- [WORK REQUEST] Beginning with the first entry, set down each one exactly as shown.

Excerpts from an interface dataset:
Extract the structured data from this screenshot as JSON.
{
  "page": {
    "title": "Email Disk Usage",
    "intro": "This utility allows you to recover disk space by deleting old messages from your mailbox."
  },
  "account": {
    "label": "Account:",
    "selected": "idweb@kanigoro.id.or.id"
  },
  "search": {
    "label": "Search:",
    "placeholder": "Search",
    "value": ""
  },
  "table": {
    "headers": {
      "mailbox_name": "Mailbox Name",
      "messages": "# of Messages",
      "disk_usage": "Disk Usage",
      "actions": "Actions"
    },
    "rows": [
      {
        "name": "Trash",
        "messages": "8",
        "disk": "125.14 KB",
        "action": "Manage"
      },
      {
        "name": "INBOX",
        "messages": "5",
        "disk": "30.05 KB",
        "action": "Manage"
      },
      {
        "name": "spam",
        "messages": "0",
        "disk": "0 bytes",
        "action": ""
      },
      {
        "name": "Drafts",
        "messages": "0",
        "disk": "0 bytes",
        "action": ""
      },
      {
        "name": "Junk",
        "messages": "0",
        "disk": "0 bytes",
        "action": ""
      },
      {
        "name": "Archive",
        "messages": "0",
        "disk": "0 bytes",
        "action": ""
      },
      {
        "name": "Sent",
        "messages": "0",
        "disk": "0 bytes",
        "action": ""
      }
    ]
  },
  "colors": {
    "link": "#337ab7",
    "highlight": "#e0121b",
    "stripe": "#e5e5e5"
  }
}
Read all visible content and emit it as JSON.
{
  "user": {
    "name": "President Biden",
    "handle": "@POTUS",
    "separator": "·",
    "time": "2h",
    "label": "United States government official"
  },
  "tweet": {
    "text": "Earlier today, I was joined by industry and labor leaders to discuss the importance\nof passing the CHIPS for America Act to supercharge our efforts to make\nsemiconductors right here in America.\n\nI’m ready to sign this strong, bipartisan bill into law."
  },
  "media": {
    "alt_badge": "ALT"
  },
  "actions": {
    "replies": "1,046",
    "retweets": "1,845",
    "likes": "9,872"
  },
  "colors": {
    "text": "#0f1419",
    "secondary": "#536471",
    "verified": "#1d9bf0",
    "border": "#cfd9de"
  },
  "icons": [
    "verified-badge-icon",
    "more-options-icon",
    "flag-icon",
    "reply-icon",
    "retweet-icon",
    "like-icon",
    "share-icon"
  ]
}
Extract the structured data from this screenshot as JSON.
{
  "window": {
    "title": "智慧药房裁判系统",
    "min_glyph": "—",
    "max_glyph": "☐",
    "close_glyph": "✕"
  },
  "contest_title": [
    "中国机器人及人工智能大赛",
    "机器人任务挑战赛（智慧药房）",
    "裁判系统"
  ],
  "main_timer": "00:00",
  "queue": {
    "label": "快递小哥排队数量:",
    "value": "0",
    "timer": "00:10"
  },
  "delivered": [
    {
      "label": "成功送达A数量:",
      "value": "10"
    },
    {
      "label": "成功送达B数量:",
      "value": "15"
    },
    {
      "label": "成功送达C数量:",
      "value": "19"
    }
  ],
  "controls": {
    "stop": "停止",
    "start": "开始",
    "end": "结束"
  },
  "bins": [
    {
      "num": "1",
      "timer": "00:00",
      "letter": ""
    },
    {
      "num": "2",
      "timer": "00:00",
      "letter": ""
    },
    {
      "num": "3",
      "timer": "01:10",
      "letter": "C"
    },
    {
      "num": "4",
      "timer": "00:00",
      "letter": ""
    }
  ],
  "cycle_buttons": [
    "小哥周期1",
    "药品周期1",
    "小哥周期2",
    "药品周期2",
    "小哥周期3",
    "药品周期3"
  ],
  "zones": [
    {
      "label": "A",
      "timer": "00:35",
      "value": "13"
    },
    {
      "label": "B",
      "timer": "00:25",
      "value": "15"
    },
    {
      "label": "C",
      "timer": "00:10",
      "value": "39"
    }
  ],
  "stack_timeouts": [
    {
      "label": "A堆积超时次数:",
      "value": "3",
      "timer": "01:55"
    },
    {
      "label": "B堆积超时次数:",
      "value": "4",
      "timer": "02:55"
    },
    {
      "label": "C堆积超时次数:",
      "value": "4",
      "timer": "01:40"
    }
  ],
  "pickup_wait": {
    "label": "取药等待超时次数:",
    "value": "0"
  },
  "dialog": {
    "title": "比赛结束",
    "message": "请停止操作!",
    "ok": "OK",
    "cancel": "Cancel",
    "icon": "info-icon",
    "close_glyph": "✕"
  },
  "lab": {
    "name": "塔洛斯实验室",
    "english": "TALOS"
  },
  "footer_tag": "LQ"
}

- [SOLUTION]
Extract the structured data from this screenshot as JSON.
{
  "page": {
    "title": "Email Disk Usage",
    "intro": "This utility allows you to recover disk space by deleting old messages from your mailbox."
  },
  "account": {
    "label": "Account:",
    "selected": "idweb@kanigoro.id.or.id"
  },
  "search": {
    "label": "Search:",
    "placeholder": "Search",
    "value": ""
  },
  "table": {
    "headers": {
      "mailbox_name": "Mailbox Name",
      "messages": "# of Messages",
      "disk_usage": "Disk Usage",
      "actions": "Actions"
    },
    "rows": [
      {
        "name": "Trash",
        "messages": "8",
        "disk": "125.14 KB",
        "action": "Manage"
      },
      {
        "name": "INBOX",
        "messages": "5",
        "disk": "30.05 KB",
        "action": "Manage"
      },
      {
        "name": "spam",
        "messages": "0",
        "disk": "0 bytes",
        "action": ""
      },
      {
        "name": "Drafts",
        "messages": "0",
        "disk": "0 bytes",
        "action": ""
      },
      {
        "name": "Junk",
        "messages": "0",
        "disk": "0 bytes",
        "action": ""
      },
      {
        "name": "Archive",
        "messages": "0",
        "disk": "0 bytes",
        "action": ""
      },
      {
        "name": "Sent",
        "messages": "0",
        "disk": "0 bytes",
        "action": ""
      }
    ]
  },
  "colors": {
    "link": "#337ab7",
    "highlight": "#e0121b",
    "stripe": "#e5e5e5"
  }
}
Read all visible content and emit it as JSON.
{
  "user": {
    "name": "President Biden",
    "handle": "@POTUS",
    "separator": "·",
    "time": "2h",
    "label": "United States government official"
  },
  "tweet": {
    "text": "Earlier today, I was joined by industry and labor leaders to discuss the importance\nof passing the CHIPS for America Act to supercharge our efforts to make\nsemiconductors right here in America.\n\nI’m ready to sign this strong, bipartisan bill into law."
  },
  "media": {
    "alt_badge": "ALT"
  },
  "actions": {
    "replies": "1,046",
    "retweets": "1,845",
    "likes": "9,872"
  },
  "colors": {
    "text": "#0f1419",
    "secondary": "#536471",
    "verified": "#1d9bf0",
    "border": "#cfd9de"
  },
  "icons": [
    "verified-badge-icon",
    "more-options-icon",
    "flag-icon",
    "reply-icon",
    "retweet-icon",
    "like-icon",
    "share-icon"
  ]
}
Extract the structured data from this screenshot as JSON.
{
  "window": {
    "title": "智慧药房裁判系统",
    "min_glyph": "—",
    "max_glyph": "☐",
    "close_glyph": "✕"
  },
  "contest_title": [
    "中国机器人及人工智能大赛",
    "机器人任务挑战赛（智慧药房）",
    "裁判系统"
  ],
  "main_timer": "00:00",
  "queue": {
    "label": "快递小哥排队数量:",
    "value": "0",
    "timer": "00:10"
  },
  "delivered": [
    {
      "label": "成功送达A数量:",
      "value": "10"
    },
    {
      "label": "成功送达B数量:",
      "value": "15"
    },
    {
      "label": "成功送达C数量:",
      "value": "19"
    }
  ],
  "controls": {
    "stop": "停止",
    "start": "开始",
    "end": "结束"
  },
  "bins": [
    {
      "num": "1",
      "timer": "00:00",
      "letter": ""
    },
    {
      "num": "2",
      "timer": "00:00",
      "letter": ""
    },
    {
      "num": "3",
      "timer": "01:10",
      "letter": "C"
    },
    {
      "num": "4",
      "timer": "00:00",
      "letter": ""
    }
  ],
  "cycle_buttons": [
    "小哥周期1",
    "药品周期1",
    "小哥周期2",
    "药品周期2",
    "小哥周期3",
    "药品周期3"
  ],
  "zones": [
    {
      "label": "A",
      "timer": "00:35",
      "value": "13"
    },
    {
      "label": "B",
      "timer": "00:25",
      "value": "15"
    },
    {
      "label": "C",
      "timer": "00:10",
      "value": "39"
    }
  ],
  "stack_timeouts": [
    {
      "label": "A堆积超时次数:",
      "value": "3",
      "timer": "01:55"
    },
    {
      "label": "B堆积超时次数:",
      "value": "4",
      "timer": "02:55"
    },
    {
      "label": "C堆积超时次数:",
      "value": "4",
      "timer": "01:40"
    }
  ],
  "pickup_wait": {
    "label": "取药等待超时次数:",
    "value": "0"
  },
  "dialog": {
    "title": "比赛结束",
    "message": "请停止操作!",
    "ok": "OK",
    "cancel": "Cancel",
    "icon": "info-icon",
    "close_glyph": "✕"
  },
  "lab": {
    "name": "塔洛斯实验室",
    "english": "TALOS"
  },
  "footer_tag": "LQ"
}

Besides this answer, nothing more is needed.